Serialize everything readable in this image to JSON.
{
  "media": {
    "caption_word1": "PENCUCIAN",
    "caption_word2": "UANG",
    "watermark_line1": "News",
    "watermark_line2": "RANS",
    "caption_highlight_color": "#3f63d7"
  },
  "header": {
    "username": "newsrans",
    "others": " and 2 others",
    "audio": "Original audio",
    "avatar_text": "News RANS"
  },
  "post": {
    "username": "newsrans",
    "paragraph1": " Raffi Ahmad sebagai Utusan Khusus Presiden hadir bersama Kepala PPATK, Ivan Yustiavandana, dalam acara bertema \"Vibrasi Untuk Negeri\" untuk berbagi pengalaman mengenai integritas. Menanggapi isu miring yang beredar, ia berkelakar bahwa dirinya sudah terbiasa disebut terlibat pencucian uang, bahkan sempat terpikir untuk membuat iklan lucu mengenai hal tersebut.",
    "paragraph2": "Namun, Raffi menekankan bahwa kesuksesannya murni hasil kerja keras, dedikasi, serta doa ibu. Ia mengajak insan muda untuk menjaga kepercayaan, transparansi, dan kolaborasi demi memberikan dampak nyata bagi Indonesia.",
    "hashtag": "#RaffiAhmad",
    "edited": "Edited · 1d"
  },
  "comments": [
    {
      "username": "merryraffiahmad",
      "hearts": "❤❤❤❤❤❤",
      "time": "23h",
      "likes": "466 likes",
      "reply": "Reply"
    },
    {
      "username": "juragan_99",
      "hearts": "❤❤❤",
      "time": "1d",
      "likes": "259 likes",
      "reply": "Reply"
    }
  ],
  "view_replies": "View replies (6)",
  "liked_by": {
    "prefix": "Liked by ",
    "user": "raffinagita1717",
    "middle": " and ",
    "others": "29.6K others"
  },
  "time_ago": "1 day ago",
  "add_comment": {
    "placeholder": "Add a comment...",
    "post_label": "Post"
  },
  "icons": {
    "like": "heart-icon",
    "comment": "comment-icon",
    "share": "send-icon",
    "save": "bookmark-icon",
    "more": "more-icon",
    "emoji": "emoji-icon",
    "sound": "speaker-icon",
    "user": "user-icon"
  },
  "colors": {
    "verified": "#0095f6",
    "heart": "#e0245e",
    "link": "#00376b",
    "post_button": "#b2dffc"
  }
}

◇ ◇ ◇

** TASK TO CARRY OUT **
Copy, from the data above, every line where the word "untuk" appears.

** EXERCISE SOLUTION **
    "paragraph1": " Raffi Ahmad sebagai Utusan Khusus Presiden hadir bersama Kepala PPATK, Ivan Yustiavandana, dalam acara bertema \"Vibrasi Untuk Negeri\" untuk berbagi pengalaman mengenai integritas. Menanggapi isu miring yang beredar, ia berkelakar bahwa dirinya sudah terbiasa disebut terlibat pencucian uang, bahkan sempat terpikir untuk membuat iklan lucu mengenai hal tersebut.",
    "paragraph2": "Namun, Raffi menekankan bahwa kesuksesannya murni hasil kerja keras, dedikasi, serta doa ibu. Ia mengajak insan muda untuk menjaga kepercayaan, transparansi, dan kolaborasi demi memberikan dampak nyata bagi Indonesia.",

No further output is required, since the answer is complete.